Isolate every line in the data with the string "true" and copy it.
*** Block opens ***
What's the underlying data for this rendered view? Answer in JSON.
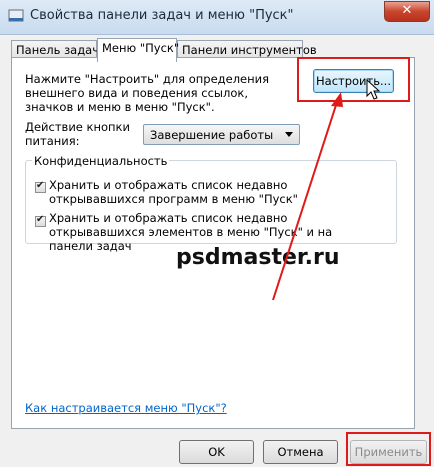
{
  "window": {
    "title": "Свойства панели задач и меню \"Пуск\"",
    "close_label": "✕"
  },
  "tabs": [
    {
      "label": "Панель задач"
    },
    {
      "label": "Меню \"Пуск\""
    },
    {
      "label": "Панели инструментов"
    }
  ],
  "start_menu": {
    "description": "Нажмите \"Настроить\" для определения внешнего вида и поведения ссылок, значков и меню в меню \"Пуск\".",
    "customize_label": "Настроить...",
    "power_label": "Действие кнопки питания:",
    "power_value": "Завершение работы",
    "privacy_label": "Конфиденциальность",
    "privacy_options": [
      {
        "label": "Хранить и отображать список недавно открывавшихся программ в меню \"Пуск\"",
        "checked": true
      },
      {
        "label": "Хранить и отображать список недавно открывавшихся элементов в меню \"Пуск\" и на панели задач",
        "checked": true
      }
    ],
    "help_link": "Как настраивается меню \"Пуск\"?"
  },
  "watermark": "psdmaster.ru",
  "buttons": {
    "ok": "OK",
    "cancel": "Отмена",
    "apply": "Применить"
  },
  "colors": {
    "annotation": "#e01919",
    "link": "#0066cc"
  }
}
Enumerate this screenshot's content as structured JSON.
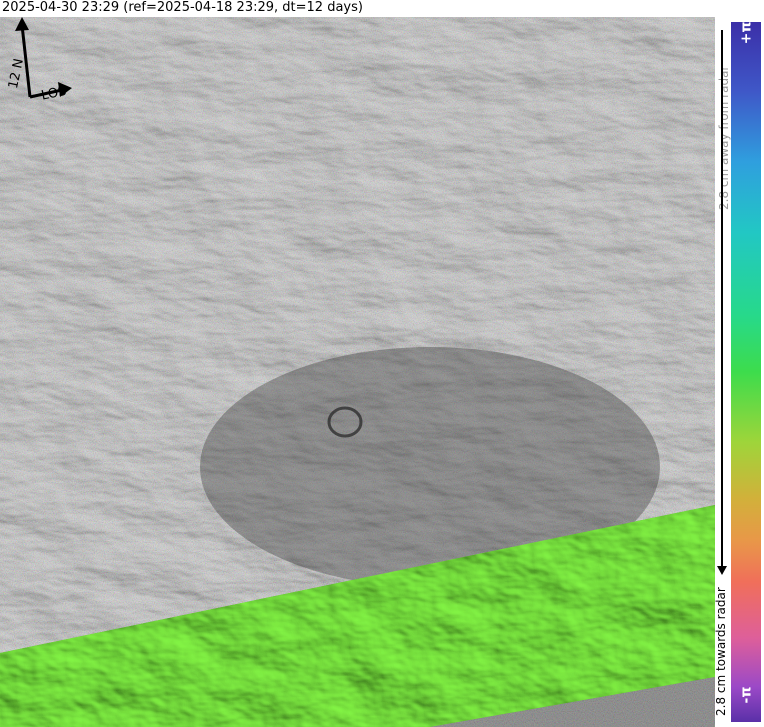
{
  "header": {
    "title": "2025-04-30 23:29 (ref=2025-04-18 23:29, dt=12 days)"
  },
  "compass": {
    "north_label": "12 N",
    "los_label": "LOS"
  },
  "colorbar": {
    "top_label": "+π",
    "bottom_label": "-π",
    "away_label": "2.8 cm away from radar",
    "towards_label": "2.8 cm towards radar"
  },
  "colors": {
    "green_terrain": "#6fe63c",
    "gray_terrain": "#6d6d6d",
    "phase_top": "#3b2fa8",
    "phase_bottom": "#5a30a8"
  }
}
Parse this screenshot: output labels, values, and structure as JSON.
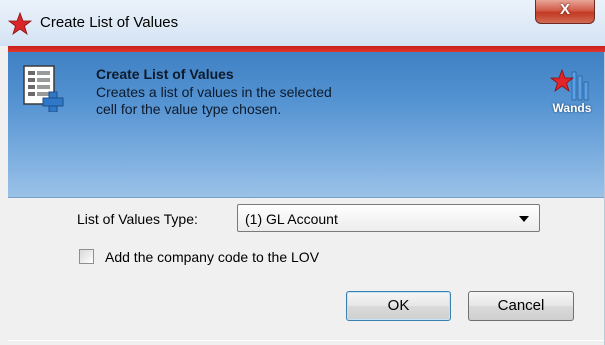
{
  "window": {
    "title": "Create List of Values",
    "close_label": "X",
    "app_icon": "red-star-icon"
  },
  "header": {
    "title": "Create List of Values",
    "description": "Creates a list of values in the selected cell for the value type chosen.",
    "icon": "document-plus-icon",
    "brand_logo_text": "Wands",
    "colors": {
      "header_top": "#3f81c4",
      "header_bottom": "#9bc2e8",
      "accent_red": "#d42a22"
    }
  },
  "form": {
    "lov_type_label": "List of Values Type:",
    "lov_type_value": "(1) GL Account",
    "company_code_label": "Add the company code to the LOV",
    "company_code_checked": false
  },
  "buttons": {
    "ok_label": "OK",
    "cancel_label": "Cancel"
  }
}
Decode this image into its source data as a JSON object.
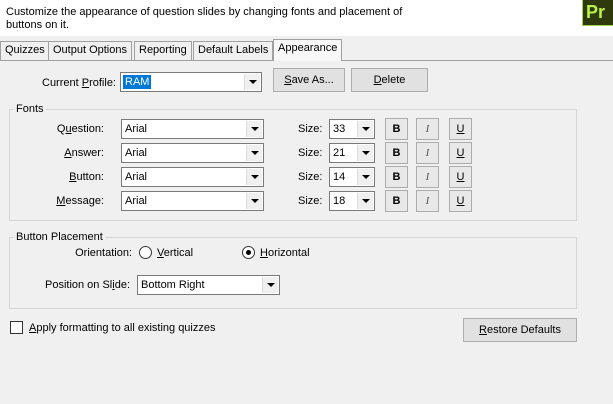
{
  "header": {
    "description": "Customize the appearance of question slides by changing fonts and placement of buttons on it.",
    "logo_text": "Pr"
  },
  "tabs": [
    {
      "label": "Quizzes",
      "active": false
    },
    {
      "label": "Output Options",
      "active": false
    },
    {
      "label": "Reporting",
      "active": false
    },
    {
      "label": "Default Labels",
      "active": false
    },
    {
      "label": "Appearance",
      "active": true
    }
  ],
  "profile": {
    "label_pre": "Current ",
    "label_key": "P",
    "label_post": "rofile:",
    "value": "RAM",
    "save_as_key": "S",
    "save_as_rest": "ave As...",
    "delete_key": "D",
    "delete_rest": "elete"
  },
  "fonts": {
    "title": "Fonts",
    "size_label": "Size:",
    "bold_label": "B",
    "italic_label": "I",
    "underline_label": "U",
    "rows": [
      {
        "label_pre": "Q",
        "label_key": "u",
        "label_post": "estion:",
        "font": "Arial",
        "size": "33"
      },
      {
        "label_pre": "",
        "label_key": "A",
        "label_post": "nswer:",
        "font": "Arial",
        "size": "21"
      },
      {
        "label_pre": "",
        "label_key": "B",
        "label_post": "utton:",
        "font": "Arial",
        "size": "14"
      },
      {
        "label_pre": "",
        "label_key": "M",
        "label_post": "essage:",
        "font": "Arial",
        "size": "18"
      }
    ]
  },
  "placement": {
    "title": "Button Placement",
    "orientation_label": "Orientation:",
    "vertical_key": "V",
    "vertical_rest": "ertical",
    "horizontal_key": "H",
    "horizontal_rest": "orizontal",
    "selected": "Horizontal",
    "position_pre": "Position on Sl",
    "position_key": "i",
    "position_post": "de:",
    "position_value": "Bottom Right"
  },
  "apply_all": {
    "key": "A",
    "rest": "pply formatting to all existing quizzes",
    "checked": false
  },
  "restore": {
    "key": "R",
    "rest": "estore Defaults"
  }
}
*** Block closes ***
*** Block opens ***
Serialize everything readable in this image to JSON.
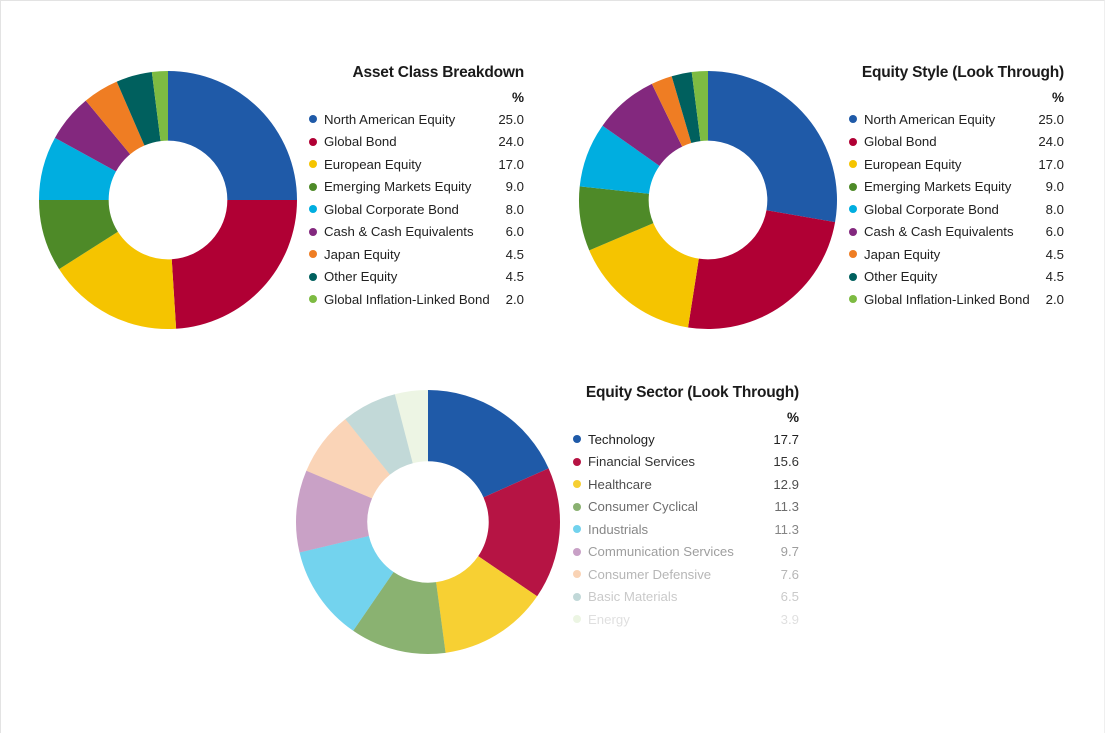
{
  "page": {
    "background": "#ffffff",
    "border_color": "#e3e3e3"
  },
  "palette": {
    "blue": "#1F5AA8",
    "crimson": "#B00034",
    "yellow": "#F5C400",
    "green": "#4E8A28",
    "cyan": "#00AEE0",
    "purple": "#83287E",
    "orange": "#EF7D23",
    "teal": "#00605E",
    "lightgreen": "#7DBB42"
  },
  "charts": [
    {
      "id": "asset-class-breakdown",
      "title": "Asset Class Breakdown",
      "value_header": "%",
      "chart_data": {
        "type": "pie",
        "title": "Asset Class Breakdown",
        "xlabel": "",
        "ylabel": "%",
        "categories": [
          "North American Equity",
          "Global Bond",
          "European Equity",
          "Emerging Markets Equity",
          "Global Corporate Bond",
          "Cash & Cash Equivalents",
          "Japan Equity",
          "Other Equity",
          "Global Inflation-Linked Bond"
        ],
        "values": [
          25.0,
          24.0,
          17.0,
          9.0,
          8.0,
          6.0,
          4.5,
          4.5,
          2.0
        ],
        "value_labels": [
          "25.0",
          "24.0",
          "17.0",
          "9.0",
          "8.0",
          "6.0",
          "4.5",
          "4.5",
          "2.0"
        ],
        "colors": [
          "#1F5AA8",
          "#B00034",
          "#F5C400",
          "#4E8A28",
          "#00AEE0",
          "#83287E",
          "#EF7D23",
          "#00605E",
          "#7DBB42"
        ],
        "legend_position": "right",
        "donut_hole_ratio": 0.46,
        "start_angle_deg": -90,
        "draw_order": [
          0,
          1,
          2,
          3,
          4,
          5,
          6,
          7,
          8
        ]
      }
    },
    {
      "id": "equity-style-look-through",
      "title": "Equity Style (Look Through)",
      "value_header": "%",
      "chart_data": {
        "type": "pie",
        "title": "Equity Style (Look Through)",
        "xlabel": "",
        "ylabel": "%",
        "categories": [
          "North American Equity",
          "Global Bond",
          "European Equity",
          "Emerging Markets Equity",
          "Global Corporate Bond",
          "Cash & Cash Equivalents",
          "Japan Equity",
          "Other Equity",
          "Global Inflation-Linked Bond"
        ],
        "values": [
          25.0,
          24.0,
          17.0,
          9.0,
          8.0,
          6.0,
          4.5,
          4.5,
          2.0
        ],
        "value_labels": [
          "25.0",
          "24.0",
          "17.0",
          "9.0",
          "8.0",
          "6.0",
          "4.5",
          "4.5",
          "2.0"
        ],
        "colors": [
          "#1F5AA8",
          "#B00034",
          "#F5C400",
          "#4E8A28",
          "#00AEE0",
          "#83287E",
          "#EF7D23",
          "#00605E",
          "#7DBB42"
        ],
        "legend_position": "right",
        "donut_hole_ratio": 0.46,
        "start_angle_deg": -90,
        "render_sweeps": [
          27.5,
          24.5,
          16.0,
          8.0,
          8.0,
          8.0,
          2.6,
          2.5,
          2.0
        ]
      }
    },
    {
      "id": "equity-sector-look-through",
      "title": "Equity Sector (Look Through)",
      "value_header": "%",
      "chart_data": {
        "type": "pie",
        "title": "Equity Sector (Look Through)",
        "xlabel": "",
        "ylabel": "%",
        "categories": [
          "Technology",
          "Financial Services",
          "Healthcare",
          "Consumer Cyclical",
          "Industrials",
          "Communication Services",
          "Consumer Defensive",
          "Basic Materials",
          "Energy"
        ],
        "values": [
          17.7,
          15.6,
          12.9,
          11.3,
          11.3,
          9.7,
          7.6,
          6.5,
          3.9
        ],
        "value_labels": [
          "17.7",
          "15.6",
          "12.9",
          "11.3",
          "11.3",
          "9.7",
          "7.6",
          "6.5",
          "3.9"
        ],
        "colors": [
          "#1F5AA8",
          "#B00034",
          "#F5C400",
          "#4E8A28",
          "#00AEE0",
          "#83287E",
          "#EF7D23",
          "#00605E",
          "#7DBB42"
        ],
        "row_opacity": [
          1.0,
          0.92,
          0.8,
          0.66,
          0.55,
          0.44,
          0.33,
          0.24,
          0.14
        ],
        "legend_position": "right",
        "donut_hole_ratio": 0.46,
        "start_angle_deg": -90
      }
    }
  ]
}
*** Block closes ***
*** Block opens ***
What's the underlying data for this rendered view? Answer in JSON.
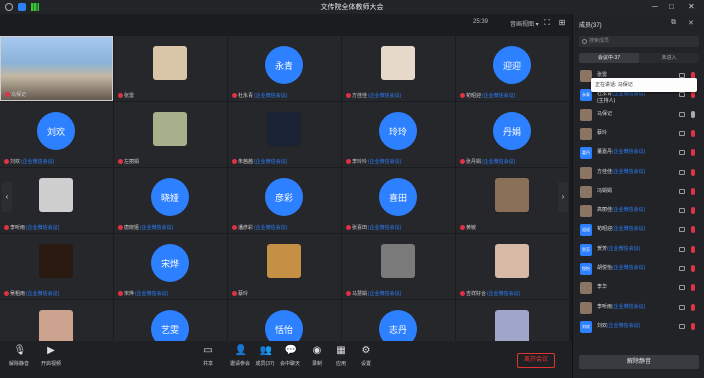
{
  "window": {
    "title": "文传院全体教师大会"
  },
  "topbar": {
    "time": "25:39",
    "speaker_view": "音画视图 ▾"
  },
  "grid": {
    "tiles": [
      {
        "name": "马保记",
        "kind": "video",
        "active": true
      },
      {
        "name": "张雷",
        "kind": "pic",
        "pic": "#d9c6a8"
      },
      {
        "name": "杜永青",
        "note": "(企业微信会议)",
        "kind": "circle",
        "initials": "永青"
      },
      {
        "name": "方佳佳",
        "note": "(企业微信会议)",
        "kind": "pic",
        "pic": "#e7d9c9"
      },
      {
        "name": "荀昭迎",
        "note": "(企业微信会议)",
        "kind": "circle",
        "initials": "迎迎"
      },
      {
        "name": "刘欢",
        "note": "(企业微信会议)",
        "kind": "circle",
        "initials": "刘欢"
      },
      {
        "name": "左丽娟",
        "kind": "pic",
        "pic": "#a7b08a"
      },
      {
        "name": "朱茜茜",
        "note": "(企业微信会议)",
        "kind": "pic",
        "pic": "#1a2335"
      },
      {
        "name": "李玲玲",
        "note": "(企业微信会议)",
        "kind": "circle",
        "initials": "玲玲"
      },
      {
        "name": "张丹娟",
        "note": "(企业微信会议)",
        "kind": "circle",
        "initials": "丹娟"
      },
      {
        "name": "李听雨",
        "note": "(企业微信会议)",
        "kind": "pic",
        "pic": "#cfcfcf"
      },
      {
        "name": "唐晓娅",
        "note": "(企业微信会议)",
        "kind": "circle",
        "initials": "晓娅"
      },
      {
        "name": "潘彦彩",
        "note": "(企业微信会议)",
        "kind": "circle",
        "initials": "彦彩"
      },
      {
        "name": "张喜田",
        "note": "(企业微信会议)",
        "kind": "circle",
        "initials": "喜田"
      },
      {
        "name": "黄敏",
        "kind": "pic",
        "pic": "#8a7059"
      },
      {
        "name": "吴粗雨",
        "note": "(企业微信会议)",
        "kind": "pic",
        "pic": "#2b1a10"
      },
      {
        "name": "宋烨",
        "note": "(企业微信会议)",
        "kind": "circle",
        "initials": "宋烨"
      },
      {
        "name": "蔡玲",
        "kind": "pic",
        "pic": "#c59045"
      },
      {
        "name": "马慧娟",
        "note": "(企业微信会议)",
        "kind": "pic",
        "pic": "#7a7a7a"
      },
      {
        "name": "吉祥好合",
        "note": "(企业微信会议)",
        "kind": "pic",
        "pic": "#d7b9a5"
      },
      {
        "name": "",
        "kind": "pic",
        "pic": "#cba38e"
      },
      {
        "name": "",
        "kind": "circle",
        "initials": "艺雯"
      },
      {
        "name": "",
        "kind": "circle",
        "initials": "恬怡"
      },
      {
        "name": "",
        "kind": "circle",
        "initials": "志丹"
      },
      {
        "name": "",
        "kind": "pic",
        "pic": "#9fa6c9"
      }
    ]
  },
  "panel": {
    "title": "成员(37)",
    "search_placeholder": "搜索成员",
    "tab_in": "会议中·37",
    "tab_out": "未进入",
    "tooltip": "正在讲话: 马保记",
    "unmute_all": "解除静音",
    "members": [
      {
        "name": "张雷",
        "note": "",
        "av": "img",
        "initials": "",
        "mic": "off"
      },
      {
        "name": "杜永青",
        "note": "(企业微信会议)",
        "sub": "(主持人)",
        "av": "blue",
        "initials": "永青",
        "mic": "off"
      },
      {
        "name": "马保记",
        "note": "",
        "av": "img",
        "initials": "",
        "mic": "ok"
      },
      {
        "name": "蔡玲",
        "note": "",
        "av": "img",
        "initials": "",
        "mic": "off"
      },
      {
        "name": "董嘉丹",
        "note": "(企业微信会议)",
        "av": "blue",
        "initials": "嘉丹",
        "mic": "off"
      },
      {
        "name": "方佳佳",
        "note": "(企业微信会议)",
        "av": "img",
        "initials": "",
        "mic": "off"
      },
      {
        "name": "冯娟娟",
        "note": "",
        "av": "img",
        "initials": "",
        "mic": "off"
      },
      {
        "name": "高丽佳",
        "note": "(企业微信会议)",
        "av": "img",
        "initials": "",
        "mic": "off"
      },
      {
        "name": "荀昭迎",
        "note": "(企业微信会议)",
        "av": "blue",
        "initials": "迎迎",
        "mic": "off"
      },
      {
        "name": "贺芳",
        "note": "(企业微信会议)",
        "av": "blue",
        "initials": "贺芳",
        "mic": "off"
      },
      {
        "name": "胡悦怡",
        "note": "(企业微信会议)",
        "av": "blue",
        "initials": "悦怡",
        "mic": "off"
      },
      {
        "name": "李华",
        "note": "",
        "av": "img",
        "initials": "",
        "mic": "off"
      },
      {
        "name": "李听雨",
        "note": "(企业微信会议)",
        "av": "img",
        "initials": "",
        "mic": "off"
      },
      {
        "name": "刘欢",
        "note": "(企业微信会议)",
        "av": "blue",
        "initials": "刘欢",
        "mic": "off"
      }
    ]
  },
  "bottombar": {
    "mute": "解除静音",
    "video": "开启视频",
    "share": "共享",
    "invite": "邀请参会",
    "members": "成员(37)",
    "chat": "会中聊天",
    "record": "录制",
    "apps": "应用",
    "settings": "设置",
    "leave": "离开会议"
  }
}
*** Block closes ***
- [Answer box]:
        "checked": true
        "checked": true
      "active": true
        "active": true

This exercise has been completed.